Rather significantly, in places like England, Germany and France, good weather on Candlemas is believed to predict a long winter, as shown in this version of a traditional English rhyme (from If Candlemas Day is clear and bright, / winter will have another bite. / If Candlemas Day brings cloud and rain, / winter is gone and will not come again."

4. Groundhogs arent just good for predicting weather.

According to Don Yoders book Groundhog Day, one of the ways in which Punxsutawney residents originally celebrated was with a groundhog hunt followed by a Groundhog Picnic at which the cuddly little rodents caught during the daytime were then served up as the featured item on the menu.

5. Its also known as Crpe Day.

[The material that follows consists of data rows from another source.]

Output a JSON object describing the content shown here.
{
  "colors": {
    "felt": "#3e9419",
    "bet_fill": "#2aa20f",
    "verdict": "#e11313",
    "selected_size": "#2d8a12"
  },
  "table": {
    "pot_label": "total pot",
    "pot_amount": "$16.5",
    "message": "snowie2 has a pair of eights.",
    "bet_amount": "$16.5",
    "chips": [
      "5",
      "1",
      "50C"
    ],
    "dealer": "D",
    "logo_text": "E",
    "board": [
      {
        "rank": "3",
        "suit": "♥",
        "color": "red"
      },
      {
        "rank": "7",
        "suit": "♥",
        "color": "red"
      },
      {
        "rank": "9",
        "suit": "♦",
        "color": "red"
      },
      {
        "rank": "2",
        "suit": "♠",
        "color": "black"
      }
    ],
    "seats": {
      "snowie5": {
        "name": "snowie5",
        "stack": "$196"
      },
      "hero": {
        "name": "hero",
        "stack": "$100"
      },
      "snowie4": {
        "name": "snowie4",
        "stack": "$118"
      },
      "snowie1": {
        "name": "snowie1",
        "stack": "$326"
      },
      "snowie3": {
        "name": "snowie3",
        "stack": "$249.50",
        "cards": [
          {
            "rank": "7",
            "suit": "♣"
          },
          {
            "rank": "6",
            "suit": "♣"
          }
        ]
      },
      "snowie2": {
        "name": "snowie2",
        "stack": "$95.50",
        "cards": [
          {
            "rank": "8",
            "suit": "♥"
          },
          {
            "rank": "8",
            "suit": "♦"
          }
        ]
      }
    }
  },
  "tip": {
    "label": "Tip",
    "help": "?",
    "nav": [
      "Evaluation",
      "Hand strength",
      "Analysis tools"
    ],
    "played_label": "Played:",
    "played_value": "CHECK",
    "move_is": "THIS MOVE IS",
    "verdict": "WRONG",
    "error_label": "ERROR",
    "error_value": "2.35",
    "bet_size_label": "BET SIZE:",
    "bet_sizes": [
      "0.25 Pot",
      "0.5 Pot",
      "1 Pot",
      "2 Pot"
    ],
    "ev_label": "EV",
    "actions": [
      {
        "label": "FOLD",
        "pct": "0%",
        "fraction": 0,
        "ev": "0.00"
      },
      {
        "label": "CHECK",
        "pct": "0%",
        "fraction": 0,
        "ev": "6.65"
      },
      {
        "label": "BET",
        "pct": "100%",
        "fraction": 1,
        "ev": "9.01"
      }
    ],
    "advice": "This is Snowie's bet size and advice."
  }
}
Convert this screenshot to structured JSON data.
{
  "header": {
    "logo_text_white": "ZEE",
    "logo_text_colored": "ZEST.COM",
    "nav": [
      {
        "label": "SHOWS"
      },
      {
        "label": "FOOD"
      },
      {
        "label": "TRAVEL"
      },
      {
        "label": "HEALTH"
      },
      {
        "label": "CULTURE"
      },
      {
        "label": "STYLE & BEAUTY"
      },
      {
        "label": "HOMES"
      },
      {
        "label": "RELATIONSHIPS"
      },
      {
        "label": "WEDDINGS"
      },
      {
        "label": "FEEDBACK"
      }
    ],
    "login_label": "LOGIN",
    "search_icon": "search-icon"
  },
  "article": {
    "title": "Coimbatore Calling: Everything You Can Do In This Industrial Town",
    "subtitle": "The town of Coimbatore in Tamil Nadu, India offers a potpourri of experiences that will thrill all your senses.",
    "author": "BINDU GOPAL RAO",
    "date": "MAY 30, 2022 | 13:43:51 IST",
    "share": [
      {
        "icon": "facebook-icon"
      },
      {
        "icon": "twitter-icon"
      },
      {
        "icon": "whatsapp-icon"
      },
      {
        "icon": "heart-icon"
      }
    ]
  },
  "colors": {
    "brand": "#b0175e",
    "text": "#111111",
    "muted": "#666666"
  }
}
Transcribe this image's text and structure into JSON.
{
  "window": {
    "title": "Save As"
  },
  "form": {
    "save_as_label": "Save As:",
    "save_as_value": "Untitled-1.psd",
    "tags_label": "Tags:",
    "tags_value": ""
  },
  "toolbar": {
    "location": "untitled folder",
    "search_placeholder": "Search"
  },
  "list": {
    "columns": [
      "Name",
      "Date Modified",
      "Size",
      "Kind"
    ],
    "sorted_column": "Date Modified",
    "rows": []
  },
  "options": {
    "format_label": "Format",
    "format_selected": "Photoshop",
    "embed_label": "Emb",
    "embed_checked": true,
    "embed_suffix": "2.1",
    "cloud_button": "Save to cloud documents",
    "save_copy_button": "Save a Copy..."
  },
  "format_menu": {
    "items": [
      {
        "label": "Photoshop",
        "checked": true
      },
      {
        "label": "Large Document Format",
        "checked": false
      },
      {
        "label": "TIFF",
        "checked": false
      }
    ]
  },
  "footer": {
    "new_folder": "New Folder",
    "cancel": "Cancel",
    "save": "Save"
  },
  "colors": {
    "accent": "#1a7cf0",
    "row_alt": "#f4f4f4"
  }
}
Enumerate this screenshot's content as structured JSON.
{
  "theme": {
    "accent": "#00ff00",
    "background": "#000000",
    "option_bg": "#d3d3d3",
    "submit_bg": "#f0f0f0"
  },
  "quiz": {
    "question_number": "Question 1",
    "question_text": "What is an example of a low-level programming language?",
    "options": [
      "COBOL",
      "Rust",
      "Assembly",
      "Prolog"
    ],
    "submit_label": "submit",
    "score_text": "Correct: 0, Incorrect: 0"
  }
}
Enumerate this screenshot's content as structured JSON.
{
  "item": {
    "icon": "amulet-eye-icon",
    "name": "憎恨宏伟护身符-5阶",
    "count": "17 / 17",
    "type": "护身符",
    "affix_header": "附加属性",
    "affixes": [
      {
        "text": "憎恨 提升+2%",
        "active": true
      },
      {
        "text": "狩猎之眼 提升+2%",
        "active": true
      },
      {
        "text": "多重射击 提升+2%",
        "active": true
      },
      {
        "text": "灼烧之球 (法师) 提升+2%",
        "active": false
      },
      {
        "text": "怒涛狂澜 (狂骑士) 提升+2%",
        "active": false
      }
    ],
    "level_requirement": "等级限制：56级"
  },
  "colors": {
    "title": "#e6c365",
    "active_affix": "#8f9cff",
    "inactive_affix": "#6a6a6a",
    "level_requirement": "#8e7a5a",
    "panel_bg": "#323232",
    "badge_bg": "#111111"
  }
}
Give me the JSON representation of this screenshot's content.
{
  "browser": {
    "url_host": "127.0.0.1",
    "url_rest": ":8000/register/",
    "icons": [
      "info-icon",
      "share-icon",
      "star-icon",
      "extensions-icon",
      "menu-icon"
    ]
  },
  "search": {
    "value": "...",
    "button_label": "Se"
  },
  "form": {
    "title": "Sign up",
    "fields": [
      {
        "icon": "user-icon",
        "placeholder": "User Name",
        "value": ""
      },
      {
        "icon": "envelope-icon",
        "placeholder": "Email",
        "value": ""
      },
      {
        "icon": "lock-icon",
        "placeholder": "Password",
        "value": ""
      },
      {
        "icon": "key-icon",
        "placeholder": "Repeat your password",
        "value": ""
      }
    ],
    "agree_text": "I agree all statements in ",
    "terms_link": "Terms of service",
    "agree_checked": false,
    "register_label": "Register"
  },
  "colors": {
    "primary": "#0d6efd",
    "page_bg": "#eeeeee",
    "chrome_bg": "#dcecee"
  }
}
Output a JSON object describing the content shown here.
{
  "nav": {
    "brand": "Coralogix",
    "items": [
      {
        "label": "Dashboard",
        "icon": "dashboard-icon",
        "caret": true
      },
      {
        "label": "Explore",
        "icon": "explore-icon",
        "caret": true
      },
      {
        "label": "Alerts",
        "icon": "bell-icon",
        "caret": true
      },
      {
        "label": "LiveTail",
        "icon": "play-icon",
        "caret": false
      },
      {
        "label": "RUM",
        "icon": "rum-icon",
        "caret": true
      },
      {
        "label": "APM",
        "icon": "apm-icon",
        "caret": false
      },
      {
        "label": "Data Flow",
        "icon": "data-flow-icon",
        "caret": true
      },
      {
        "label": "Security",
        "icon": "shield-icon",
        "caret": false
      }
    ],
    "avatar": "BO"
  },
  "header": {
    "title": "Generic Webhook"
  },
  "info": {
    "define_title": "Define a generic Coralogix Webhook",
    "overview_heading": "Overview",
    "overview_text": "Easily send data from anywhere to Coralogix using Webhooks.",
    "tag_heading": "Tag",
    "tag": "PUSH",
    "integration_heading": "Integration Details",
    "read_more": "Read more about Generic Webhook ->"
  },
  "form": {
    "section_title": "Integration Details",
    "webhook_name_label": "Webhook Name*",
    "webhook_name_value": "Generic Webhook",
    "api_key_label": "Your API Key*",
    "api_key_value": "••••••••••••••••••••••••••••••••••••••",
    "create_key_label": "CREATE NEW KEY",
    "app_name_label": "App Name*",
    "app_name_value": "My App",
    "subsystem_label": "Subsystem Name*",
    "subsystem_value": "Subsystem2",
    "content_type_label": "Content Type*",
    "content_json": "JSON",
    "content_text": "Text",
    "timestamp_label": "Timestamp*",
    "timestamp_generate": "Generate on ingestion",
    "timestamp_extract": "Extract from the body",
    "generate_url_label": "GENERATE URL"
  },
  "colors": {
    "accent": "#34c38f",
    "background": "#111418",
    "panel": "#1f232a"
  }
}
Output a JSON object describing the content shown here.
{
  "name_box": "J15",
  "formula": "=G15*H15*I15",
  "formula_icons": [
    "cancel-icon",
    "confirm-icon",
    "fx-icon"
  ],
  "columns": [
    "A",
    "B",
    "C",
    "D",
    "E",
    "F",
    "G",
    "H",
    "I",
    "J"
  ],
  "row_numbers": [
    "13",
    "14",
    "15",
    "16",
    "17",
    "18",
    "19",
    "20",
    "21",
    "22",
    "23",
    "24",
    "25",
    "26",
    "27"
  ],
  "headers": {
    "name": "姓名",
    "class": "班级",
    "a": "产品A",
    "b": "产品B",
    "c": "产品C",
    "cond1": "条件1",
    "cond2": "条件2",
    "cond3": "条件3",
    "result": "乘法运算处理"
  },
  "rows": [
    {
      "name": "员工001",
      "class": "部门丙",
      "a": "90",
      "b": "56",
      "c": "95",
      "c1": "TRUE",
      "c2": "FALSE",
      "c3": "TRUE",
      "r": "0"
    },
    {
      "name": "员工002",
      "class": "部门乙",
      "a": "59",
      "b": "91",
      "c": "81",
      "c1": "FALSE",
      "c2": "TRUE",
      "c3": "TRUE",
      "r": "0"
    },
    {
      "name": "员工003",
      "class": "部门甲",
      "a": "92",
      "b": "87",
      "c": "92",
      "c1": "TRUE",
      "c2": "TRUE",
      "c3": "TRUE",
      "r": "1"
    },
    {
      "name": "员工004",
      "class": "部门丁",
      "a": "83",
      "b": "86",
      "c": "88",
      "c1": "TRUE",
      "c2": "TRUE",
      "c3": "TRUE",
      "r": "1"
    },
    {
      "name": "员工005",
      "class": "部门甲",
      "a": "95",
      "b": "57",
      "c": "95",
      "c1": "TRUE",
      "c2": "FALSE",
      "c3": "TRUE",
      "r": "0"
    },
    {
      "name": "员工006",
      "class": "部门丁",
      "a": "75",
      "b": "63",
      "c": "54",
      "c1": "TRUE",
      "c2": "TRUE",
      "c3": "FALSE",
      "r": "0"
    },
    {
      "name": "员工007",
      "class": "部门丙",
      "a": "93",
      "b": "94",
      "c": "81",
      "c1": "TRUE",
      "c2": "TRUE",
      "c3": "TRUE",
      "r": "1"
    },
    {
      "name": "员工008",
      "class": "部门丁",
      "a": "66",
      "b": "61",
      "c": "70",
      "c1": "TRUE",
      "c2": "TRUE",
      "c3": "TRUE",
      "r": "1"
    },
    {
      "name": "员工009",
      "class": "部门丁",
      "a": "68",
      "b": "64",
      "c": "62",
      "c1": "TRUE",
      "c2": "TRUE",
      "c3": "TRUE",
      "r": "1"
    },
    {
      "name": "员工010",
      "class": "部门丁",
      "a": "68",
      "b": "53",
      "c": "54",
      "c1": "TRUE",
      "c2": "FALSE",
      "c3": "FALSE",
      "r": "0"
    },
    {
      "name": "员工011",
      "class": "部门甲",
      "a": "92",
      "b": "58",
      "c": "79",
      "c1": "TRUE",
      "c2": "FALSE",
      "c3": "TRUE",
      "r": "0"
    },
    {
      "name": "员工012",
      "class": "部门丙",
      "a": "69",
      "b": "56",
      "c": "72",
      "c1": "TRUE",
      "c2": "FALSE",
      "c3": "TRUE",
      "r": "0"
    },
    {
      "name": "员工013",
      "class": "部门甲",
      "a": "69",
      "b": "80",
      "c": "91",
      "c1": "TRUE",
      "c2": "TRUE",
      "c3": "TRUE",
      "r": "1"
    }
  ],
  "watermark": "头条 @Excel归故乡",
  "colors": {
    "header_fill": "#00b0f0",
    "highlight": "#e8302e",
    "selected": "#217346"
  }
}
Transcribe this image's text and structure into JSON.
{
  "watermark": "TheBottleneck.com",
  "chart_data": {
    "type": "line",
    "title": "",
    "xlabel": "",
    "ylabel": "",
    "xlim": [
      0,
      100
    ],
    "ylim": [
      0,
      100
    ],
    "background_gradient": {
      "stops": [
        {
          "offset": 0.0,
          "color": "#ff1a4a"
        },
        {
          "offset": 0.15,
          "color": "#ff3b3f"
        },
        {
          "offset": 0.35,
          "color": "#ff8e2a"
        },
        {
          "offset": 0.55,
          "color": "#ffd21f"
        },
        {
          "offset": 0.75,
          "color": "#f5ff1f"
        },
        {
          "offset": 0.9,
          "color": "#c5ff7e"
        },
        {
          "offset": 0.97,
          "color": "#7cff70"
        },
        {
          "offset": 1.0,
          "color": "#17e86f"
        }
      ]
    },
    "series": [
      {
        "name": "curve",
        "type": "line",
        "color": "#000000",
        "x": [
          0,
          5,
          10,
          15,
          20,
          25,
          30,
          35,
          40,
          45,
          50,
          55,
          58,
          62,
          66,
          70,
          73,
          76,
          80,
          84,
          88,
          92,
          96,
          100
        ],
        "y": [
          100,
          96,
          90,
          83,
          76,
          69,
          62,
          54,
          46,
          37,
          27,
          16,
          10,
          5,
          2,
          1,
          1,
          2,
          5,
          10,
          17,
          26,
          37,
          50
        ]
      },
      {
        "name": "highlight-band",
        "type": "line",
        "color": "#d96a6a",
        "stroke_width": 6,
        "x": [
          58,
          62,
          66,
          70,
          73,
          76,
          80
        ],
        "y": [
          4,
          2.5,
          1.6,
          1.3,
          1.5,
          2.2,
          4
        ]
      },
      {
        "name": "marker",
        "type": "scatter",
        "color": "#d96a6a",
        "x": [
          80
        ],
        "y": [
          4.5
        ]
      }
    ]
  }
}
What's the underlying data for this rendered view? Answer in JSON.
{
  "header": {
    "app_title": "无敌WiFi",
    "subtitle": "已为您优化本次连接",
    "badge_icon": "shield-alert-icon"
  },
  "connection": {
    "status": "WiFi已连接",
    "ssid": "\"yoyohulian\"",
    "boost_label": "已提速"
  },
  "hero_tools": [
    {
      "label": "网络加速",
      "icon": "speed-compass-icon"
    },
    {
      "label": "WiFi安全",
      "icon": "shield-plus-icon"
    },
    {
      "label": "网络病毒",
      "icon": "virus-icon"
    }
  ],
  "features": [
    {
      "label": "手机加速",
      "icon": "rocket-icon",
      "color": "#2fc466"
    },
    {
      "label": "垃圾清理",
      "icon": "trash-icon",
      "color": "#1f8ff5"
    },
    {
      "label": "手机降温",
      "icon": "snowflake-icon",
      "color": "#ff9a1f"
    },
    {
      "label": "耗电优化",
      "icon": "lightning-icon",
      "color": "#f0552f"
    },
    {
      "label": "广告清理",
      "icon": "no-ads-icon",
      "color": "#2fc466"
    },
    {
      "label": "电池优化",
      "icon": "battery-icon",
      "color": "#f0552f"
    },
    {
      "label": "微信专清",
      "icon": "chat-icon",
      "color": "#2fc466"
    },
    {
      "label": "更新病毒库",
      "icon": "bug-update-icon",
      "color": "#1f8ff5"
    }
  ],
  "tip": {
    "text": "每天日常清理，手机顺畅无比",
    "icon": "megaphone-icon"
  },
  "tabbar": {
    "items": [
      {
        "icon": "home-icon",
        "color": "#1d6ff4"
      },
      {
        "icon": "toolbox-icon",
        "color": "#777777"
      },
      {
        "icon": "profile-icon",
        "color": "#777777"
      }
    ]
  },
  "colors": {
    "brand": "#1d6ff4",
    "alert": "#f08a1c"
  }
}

A more palatable option than eating groundhog might be the French version of the holiday. As part of the local Candlemas customs, aka La Fte de la Chandeleur, French Catholics eat crpes. The round shape is said to symbolize the sun. A key part of the preparation, though, according to the French Cultural Center, is holding a coin in one hand while attempting to flip the crpe in the pan with the other; if the crepe doesnt break, your family wont have to worry about finances for another year.

6. English is verboten at some Groundhog Day celebrations.

Be careful what you say if you happen to attend a Groundhog Day celebration in some parts of Pennsylvania where Pennsylvania Dutch culture is still strong. At many of these gatherings, or Fersommling, speaking English can get you fined, according to usually a nickel or dime per offending word. If you happen to speak Pennsylvania Dutch, though, there are songs, stories, skits and other activities celebrating the local heritage.

7. Punxsutawney Phil is basically immortal.

Ordinary groundhogs only live about six years in the wild, according to, but Phil is no ordinary groundhog. Not only is he named after a king and has his own language, called Groundhogese, according to local legend, thanks to the magical Groundhog Punch he drinks every summer (, Phils life is extended almost indefinitely. One sip of the magical elixir is good enough to extend his life for another seven years, which explains how hes managed to stay in the weather forecasting game for more than a century with no signs of stopping any time soon. However, according to, it can also change his appearance, which is why he sometimes looks like a different groundhog year to year.

8. Hes apparently a bit of a boozehound.

During prohibition, Phils prediction one year went off the rails when he threatened 60 weeks of winter if he didnt get some alcohol, according to

9. But he isnt very accurate.

It turns out that, as remarkable as Punxsutawney Phil obviously is in many other capacities, hes not the best meteorologist. According to, data from Stormfax Almanac shows that his overall accuracy since 1887 has been a weak to middling 39 percent. And its actually been getting worse. Looking at his predictions from 1969 on, the overall accuracy drops to just 36 percent. In other words, as Tim Roche of Weather Underground said, Youll be better off flipping a coin than going by the groundhogs predictions.

10. Phil has some tough competition.

Phil might be the most popular, but he isnt the only weather-predicting groundhog out there. He faces stiff competition from all over North America, including Georgias General Beauregard Lee, who holds two honorary doctorates, one in weather prognostication and the other in groundology; Nova Scotias Shubenacadie Sam, whose geographic location in the Atlantic time zone gives him an early start each year; Louisianas Pierre C. Shadeaux, the Cajun sensation; and Ontarios Wiarton Willie, the albino groundhog whose short career began under a cloud of scandal and who, many believe, may have murdered two of his groundhog understudies, according to

And thats not all. Phil doesnt just have to contend with other groundhogs. Theres also T-Boy the Nutria (a type of semi-aquatic rodent from South America) and Claude the Cajun Crawfish, both from Louisiana, as well as Mojave Max (, a Nevada desert tortoise each of which has a dedicated fan base.
Sign up for our E-Newsletters